What does this voting initiative mean overall?
I guess this ballot initiative is not just about the farmers market, but bigger and bigger things involving the downtown corridor, downtown development and housing. That’s good, much bigger than this event that happens four to five hours a week – we’re just lumped together.
There are these groups out there with a vision of what they want to see and where they want to see it, and that’s their prerogative, but it’s not us, it’s not our voice. We have been on a common quest to find a permanent home for the market in places that would support market growth, we just didn’t understand where it would be. Once this process starts to get bigger and bigger and we get more serious, we’ll know where we’re going.
John Hall responds
Lookout has contacted Longinotti and Hall for comment. Hall responded by email:
“Nesh and I have had a series of great discussions about Lot 4 and the downtown farmers market over the years, and over the past few months I have let him know that a voting initiative is underway. development. He very kindly offered me the opportunity to speak with the Farmers Market Council on August 30th and we had an in-depth discussion on the details of the poll initiative.
We strongly believe that compared to any realistic alternative, the current location of the Downtown Farmers Market, Lot 4, is its best location. The market is very successful there, and with better landscaping, permanent installations and other amenities it can be even better.
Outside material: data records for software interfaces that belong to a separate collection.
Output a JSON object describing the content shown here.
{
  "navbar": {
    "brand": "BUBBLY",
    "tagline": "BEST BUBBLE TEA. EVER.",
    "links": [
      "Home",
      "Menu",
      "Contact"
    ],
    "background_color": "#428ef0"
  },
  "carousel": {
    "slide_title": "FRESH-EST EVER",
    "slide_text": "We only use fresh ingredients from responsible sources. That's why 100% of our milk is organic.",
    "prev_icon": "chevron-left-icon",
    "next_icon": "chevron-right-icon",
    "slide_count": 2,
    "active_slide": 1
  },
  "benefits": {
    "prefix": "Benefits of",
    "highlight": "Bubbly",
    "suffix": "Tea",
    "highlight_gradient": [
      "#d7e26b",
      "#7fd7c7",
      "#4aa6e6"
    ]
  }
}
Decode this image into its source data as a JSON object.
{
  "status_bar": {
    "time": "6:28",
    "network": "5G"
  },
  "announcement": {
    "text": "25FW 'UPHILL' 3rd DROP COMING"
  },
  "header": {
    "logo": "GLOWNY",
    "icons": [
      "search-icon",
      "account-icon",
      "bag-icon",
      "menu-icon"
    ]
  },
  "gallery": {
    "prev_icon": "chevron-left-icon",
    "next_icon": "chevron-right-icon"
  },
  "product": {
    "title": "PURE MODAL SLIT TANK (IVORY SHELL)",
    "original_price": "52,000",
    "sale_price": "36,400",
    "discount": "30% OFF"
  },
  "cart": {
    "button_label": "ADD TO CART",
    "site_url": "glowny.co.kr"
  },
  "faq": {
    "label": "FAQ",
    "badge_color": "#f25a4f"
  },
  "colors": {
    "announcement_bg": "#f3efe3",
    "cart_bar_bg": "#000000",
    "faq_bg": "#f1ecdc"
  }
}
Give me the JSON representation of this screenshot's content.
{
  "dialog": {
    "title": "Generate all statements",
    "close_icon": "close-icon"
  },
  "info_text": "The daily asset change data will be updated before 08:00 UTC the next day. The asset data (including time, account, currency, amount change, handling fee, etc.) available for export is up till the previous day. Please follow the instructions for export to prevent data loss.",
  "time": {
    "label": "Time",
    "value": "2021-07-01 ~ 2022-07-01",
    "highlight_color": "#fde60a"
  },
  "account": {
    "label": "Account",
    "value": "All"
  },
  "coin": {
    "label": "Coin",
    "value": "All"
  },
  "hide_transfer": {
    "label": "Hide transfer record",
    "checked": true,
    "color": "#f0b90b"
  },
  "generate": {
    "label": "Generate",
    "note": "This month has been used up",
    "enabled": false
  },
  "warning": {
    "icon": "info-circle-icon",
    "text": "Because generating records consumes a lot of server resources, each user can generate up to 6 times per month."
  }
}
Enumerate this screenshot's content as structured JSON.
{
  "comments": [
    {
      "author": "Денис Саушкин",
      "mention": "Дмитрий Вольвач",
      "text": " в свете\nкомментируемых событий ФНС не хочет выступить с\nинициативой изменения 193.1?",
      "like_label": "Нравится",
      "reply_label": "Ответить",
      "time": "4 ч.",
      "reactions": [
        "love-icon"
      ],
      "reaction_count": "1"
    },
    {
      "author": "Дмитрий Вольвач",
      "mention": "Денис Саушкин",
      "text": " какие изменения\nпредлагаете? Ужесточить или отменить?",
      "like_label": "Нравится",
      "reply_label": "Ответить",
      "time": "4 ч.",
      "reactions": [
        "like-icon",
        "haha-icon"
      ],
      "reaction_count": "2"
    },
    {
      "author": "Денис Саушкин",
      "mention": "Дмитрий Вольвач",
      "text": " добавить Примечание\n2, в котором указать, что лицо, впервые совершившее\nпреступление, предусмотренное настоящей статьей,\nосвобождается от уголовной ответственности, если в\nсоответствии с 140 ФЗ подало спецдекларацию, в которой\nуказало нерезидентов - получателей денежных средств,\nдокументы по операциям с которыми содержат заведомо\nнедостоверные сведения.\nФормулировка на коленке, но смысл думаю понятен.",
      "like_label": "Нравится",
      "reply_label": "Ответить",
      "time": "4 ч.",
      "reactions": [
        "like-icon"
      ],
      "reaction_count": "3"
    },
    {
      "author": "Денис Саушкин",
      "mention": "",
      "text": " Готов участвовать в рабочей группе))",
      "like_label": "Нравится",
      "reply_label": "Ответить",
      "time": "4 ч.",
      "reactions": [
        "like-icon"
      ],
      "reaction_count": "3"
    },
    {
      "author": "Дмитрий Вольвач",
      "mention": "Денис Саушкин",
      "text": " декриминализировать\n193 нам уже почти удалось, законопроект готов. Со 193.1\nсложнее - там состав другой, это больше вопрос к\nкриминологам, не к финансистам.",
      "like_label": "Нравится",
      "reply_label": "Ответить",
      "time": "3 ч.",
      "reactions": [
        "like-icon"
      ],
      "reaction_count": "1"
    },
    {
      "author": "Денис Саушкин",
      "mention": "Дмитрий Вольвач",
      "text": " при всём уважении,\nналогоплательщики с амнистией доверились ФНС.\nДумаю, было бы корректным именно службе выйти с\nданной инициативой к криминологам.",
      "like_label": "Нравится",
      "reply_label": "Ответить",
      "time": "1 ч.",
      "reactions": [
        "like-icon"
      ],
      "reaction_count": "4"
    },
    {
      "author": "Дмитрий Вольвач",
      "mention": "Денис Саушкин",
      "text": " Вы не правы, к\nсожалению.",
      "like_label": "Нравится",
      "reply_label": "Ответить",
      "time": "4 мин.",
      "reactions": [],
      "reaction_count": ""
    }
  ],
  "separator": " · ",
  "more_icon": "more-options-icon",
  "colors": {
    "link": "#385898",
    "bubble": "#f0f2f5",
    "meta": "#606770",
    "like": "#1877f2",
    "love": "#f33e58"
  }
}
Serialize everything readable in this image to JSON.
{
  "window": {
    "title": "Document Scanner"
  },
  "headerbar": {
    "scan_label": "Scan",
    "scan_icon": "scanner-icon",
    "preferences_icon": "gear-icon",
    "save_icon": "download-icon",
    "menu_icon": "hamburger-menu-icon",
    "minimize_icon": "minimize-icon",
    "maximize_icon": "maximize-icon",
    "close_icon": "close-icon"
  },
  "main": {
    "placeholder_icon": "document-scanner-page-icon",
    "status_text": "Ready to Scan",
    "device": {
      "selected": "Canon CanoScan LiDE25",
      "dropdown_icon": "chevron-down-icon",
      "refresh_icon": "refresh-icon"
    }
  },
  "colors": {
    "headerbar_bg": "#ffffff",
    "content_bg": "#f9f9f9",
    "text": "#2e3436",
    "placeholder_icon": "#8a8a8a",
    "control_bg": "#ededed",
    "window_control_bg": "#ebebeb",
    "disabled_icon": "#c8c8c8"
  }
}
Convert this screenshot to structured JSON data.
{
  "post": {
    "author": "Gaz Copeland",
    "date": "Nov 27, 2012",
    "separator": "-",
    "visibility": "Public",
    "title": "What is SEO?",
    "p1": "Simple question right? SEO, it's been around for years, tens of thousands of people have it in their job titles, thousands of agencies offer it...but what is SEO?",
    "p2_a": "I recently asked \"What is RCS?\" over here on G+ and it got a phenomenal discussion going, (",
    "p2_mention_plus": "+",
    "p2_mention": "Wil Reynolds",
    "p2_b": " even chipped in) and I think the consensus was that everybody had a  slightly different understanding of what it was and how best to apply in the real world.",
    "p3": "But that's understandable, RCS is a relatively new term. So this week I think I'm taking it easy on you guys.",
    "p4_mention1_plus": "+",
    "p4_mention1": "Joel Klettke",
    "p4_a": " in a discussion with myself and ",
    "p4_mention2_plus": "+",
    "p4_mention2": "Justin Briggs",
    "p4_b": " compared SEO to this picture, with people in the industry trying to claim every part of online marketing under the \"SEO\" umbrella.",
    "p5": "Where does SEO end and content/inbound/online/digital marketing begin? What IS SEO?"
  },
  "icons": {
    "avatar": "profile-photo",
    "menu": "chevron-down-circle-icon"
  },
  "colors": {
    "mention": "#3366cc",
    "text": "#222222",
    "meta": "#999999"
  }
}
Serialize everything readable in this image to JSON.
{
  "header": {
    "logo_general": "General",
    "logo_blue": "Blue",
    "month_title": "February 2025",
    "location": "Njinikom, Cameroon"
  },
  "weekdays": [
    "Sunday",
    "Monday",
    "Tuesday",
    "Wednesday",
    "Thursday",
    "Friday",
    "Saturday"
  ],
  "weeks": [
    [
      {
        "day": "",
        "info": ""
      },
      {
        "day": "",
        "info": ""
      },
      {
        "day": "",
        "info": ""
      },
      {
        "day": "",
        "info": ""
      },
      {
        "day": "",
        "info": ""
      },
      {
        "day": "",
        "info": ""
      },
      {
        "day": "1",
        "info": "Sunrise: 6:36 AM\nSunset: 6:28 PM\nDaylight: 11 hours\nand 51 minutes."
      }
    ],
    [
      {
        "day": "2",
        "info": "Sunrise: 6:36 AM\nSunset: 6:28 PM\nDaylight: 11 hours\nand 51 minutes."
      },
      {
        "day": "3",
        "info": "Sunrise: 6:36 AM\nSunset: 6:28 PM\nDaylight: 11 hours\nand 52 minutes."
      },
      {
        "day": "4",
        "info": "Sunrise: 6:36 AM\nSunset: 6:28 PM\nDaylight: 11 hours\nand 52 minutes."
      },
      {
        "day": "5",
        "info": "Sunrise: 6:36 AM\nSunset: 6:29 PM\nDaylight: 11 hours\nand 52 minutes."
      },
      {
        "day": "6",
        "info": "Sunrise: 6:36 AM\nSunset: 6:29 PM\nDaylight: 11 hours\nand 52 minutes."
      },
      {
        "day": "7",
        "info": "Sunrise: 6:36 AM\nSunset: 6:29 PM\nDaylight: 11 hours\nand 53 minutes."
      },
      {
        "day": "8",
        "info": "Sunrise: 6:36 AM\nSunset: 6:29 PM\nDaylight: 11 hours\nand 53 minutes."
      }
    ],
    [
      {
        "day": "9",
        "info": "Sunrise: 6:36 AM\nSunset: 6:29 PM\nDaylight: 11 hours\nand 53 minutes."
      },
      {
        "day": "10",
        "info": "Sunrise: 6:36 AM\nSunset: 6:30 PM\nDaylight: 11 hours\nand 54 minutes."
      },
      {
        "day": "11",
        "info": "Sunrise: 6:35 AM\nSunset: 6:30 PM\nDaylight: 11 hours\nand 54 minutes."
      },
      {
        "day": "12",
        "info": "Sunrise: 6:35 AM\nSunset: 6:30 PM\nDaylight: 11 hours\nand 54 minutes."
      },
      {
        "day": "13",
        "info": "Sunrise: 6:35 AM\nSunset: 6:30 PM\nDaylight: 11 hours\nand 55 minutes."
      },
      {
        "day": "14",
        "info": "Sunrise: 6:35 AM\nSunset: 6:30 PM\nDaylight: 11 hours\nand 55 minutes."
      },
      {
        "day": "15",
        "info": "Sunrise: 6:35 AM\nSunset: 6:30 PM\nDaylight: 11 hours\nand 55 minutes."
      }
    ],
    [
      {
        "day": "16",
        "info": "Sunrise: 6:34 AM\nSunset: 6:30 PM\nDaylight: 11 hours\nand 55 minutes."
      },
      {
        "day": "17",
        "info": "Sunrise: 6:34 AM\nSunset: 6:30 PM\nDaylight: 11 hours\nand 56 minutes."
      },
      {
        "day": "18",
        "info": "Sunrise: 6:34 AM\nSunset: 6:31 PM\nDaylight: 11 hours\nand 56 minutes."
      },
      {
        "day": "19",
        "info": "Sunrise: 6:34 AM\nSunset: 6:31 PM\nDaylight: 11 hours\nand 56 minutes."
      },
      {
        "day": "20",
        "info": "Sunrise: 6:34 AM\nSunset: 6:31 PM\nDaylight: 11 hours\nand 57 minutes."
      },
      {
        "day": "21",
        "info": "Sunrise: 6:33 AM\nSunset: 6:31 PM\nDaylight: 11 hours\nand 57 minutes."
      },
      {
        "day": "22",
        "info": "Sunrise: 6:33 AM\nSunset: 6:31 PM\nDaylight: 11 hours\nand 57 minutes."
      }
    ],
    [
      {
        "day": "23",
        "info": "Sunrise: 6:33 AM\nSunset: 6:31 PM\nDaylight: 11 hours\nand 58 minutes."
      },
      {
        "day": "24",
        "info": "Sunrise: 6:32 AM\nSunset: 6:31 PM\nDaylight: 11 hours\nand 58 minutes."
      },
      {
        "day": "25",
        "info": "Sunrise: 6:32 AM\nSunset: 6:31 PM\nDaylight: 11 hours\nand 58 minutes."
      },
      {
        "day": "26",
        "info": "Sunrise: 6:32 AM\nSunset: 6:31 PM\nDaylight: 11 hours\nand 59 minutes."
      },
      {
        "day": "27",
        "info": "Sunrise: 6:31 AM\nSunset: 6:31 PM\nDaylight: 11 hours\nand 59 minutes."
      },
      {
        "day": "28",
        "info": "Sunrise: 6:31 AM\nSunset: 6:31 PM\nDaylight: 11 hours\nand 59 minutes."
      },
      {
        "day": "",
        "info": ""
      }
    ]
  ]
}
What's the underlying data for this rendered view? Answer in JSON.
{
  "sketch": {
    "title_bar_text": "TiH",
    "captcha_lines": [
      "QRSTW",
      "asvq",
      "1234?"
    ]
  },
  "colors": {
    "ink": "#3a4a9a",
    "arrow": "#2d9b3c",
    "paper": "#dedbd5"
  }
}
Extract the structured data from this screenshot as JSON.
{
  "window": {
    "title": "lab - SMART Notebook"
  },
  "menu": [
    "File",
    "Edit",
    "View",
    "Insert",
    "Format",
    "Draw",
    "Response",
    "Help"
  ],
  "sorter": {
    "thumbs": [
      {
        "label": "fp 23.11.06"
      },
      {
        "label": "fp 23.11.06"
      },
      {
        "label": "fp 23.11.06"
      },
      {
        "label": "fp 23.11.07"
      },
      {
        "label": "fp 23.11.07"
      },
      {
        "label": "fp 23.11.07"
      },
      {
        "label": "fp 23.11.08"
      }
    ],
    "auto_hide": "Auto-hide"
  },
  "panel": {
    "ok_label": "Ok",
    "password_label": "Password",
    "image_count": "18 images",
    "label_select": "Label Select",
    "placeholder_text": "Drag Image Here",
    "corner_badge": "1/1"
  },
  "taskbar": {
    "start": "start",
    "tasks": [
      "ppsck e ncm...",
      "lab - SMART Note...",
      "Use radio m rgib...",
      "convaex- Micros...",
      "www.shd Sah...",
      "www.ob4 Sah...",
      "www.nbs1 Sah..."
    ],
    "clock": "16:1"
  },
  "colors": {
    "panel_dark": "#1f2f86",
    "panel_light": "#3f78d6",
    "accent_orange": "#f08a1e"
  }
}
If Our Downtown, Our Future’s voting initiative is successful, we look forward to working with the farmer’s market, the city and the community to make Lot 4 a public centerpiece of downtown Santa Cruz.
Check back with Lookout for further updates on the initiative and plans for Lot 4.